This research was performed because there are several issues experienced at higher field strengths that hinder its clinical potential resulting in a concern of the radiofrequency (RF) power absorption in tissue and local temperature rising. These concerns, mainly safety, are evaluated through electromagnetic simulations that are compared to phantoms. However, most phantoms are not realistic nor comparable to the anatomical detail of a human head.

4908.   69 A Statistical Study of Head Models for Local SAR Simulation
Yu Shao1, Peng Zeng2, and Shumin Wang2
1Auburn University, Auburn, Alabama, United States, 2Auburn University, Alabama, United States

Subject-specific local SAR analysis is critical to the safety of multi-channel transmission at high fields. In order to calculate the local SAR, subject numerical models need to be constructed at first. However, highly detailed subject models may not be available because they require high-resolution images, which in turn require the local SAR problem to be solved at first place. In a previous study, it was found that three-tissue water/fat/air model is sufficiently accurate for local SAR analysis at 3 Tesla. In this study, we shall apply a statistical approach to find the appropriate simplification of head models and its accuracy.

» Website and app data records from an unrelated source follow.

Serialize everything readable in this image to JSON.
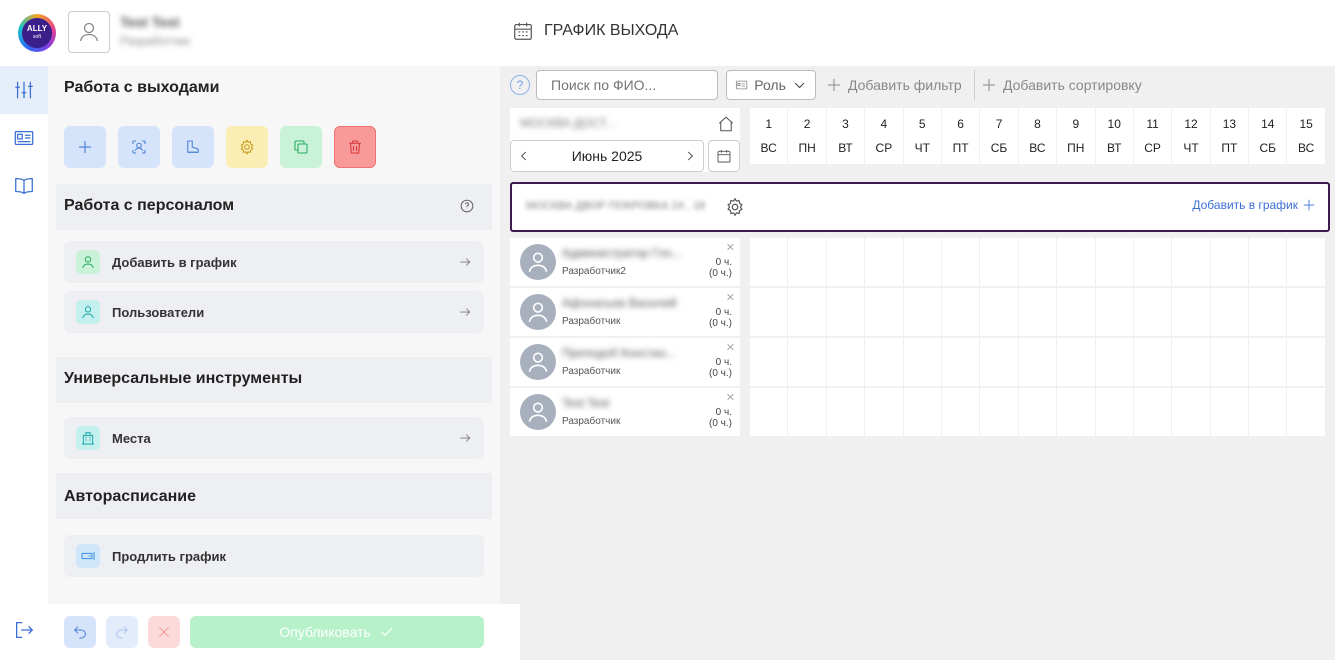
{
  "header": {
    "logo_text": "ALLY",
    "logo_sub": "soft",
    "user_name": "Test Test",
    "user_role": "Разработчик",
    "page_title": "ГРАФИК ВЫХОДА"
  },
  "panel": {
    "sections": {
      "exits": "Работа с выходами",
      "staff": "Работа с персоналом",
      "tools": "Универсальные инструменты",
      "auto": "Авторасписание"
    },
    "cards": {
      "add_to_schedule": "Добавить в график",
      "users": "Пользователи",
      "places": "Места",
      "extend": "Продлить график"
    },
    "publish_label": "Опубликовать"
  },
  "filters": {
    "help": "?",
    "search_placeholder": "Поиск по ФИО...",
    "role_label": "Роль",
    "add_filter": "Добавить фильтр",
    "add_sort": "Добавить сортировку"
  },
  "calendar": {
    "branch_name": "МОСКВА ДОСТ...",
    "month_label": "Июнь 2025",
    "days": [
      {
        "n": "1",
        "w": "ВС"
      },
      {
        "n": "2",
        "w": "ПН"
      },
      {
        "n": "3",
        "w": "ВТ"
      },
      {
        "n": "4",
        "w": "СР"
      },
      {
        "n": "5",
        "w": "ЧТ"
      },
      {
        "n": "6",
        "w": "ПТ"
      },
      {
        "n": "7",
        "w": "СБ"
      },
      {
        "n": "8",
        "w": "ВС"
      },
      {
        "n": "9",
        "w": "ПН"
      },
      {
        "n": "10",
        "w": "ВТ"
      },
      {
        "n": "11",
        "w": "СР"
      },
      {
        "n": "12",
        "w": "ЧТ"
      },
      {
        "n": "13",
        "w": "ПТ"
      },
      {
        "n": "14",
        "w": "СБ"
      },
      {
        "n": "15",
        "w": "ВС"
      }
    ]
  },
  "group": {
    "name": "МОСКВА ДВОР ПОКРОВКА 24 , 18",
    "add_link": "Добавить в график"
  },
  "employees": [
    {
      "name": "Администратор Гло...",
      "role": "Разработчик2",
      "hours": "0 ч.",
      "hours_total": "(0 ч.)"
    },
    {
      "name": "Афонасьев Василий",
      "role": "Разработчик",
      "hours": "0 ч.",
      "hours_total": "(0 ч.)"
    },
    {
      "name": "Преподоб Констан...",
      "role": "Разработчик",
      "hours": "0 ч.",
      "hours_total": "(0 ч.)"
    },
    {
      "name": "Test Test",
      "role": "Разработчик",
      "hours": "0 ч.",
      "hours_total": "(0 ч.)"
    }
  ]
}
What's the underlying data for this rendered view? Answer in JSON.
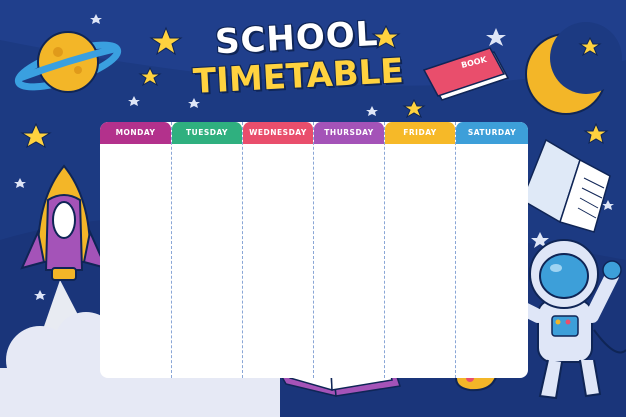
{
  "title": {
    "line1": "SCHOOL",
    "line2": "TIMETABLE"
  },
  "days": [
    {
      "label": "MONDAY",
      "color": "#b3318c"
    },
    {
      "label": "TUESDAY",
      "color": "#2fb07f"
    },
    {
      "label": "WEDNESDAY",
      "color": "#e94e6c"
    },
    {
      "label": "THURSDAY",
      "color": "#a453b8"
    },
    {
      "label": "FRIDAY",
      "color": "#f6b928"
    },
    {
      "label": "SATURDAY",
      "color": "#3d9fd9"
    }
  ],
  "book_label": "BOOK",
  "colors": {
    "background": "#1c3a82",
    "star": "#ffd23f",
    "cloud": "#e6e9f5"
  },
  "icons": [
    "planet-icon",
    "moon-icon",
    "book-icon",
    "rocket-icon",
    "astronaut-icon",
    "open-book-icon",
    "paint-palette-icon",
    "star-icon"
  ]
}
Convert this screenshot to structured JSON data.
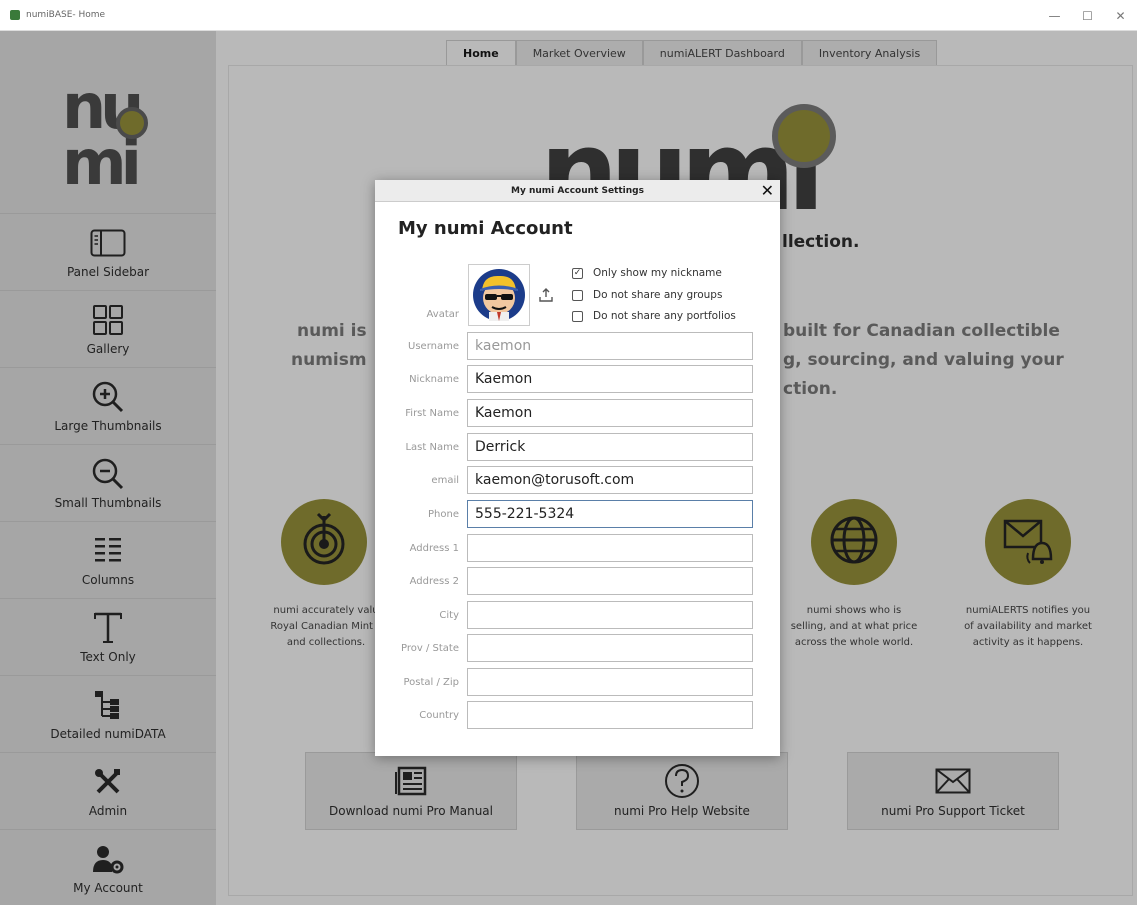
{
  "window": {
    "title": "numiBASE- Home",
    "minimize": "—",
    "maximize": "☐",
    "close": "✕"
  },
  "sidebar": {
    "logo_top": "nu",
    "logo_bottom": "mi",
    "items": [
      {
        "label": "Panel Sidebar",
        "icon": "panel-sidebar-icon"
      },
      {
        "label": "Gallery",
        "icon": "gallery-icon"
      },
      {
        "label": "Large Thumbnails",
        "icon": "zoom-in-icon"
      },
      {
        "label": "Small Thumbnails",
        "icon": "zoom-out-icon"
      },
      {
        "label": "Columns",
        "icon": "columns-icon"
      },
      {
        "label": "Text Only",
        "icon": "text-icon"
      },
      {
        "label": "Detailed numiDATA",
        "icon": "tree-icon"
      },
      {
        "label": "Admin",
        "icon": "tools-icon"
      },
      {
        "label": "My Account",
        "icon": "user-settings-icon"
      }
    ]
  },
  "tabs": [
    "Home",
    "Market Overview",
    "numiALERT Dashboard",
    "Inventory Analysis"
  ],
  "home": {
    "bg_logo": "numi",
    "tagline_fragment": "llection.",
    "intro_left_1": "numi is",
    "intro_left_2": "numism",
    "intro_right_1": "built for Canadian collectible",
    "intro_right_2": "g, sourcing, and valuing your",
    "intro_right_3": "ction.",
    "features": [
      {
        "icon": "target-icon",
        "text_1": "numi accurately valu",
        "text_2": "Royal Canadian Mint c",
        "text_3": "and collections."
      },
      {
        "icon": "globe-icon",
        "text_1": "numi shows who is",
        "text_2": "selling, and at what price",
        "text_3": "across the whole world."
      },
      {
        "icon": "alert-mail-icon",
        "text_1": "numiALERTS notifies you",
        "text_2": "of availability and market",
        "text_3": "activity as it happens."
      }
    ],
    "help_buttons": [
      {
        "label": "Download numi Pro Manual",
        "icon": "manual-icon"
      },
      {
        "label": "numi Pro Help Website",
        "icon": "help-icon"
      },
      {
        "label": "numi Pro Support Ticket",
        "icon": "mail-icon"
      }
    ]
  },
  "dialog": {
    "title": "My numi Account Settings",
    "close": "✕",
    "heading": "My numi Account",
    "avatar_label": "Avatar",
    "checkboxes": [
      {
        "label": "Only show my nickname",
        "checked": true
      },
      {
        "label": "Do not share any groups",
        "checked": false
      },
      {
        "label": "Do not share any portfolios",
        "checked": false
      }
    ],
    "fields": [
      {
        "label": "Username",
        "value": "kaemon"
      },
      {
        "label": "Nickname",
        "value": "Kaemon"
      },
      {
        "label": "First Name",
        "value": "Kaemon"
      },
      {
        "label": "Last Name",
        "value": "Derrick"
      },
      {
        "label": "email",
        "value": "kaemon@torusoft.com"
      },
      {
        "label": "Phone",
        "value": "555-221-5324"
      },
      {
        "label": "Address 1",
        "value": ""
      },
      {
        "label": "Address 2",
        "value": ""
      },
      {
        "label": "City",
        "value": ""
      },
      {
        "label": "Prov / State",
        "value": ""
      },
      {
        "label": "Postal / Zip",
        "value": ""
      },
      {
        "label": "Country",
        "value": ""
      }
    ]
  },
  "colors": {
    "accent_olive": "#6f6b2b",
    "sidebar": "#a6a6a6",
    "focus": "#5a7fa8"
  }
}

4909.   70 Body Models of Big People for MRI Safety Assessment
Ingmar Graesslin1, Hanno Homann1, Holger Eggers1, Kay Nehrke1, Paul Harvey2, Cecilia Possanzini2, and Peter Börnert1
1Philips Research Laboratories, Hamburg, Germany, 2Philips Healthcare, Best, Netherlands

Estimating the specific absorption rate (SAR) is a challenge for parallel transmission MRI systems, because the SAR depends on subject- and coil-specific parameters. In this work, we present a novel approach to generate whole-body models for SAR simulations of very large subjects. The new concept uses 2D multi-station imaging with lateral virtual FOV enlargement and a water/fat separating imaging sequence. The main application area is the development of patient-specific body models for SAR assessment, which may enable improved SAR management and reduced scan time in parallel transmit MRI. This approach can be used for potential basic diagnostic applications using 2D and 3D imaging techniques.

4910.   71 Rapid, Direct Measurement of Bulk RF Power Deposition using Free Induction Decay Acquisitions
Leeor Alon1,2, Assaf Tal1,2, Giuseppe Carluccio1,2, Cem M. Deniz1,2, Karthik Lakshmanan1,2, Daniel K. Sodickson1,2, and Christopher C. Collins1,2
1Department of Radiology, Bernard and Irene Schwartz Center for Biomedical Imaging, New York University School of Medicine, New York, NY, United States, 2Sackler Institute of Graduate Biomedical Sciences, New York University School of Medicine, New York, NY, United States

Whole body and partial body RF power deposition is typically monitored by estimating the RF power delivered to the patient in the scanner. In practice however, some portion of the energy gets deposited in the transmit chain and coil electronics and different subjects couple to the coil differently so that the RF power deposited into the patient may be overestimated. In this work, we utilize a single excitation pulse and acquire a single FID before and after exposure to SAR to measure the RF thermal energy change. Results are shown for phantom and in-vivo heating experiments.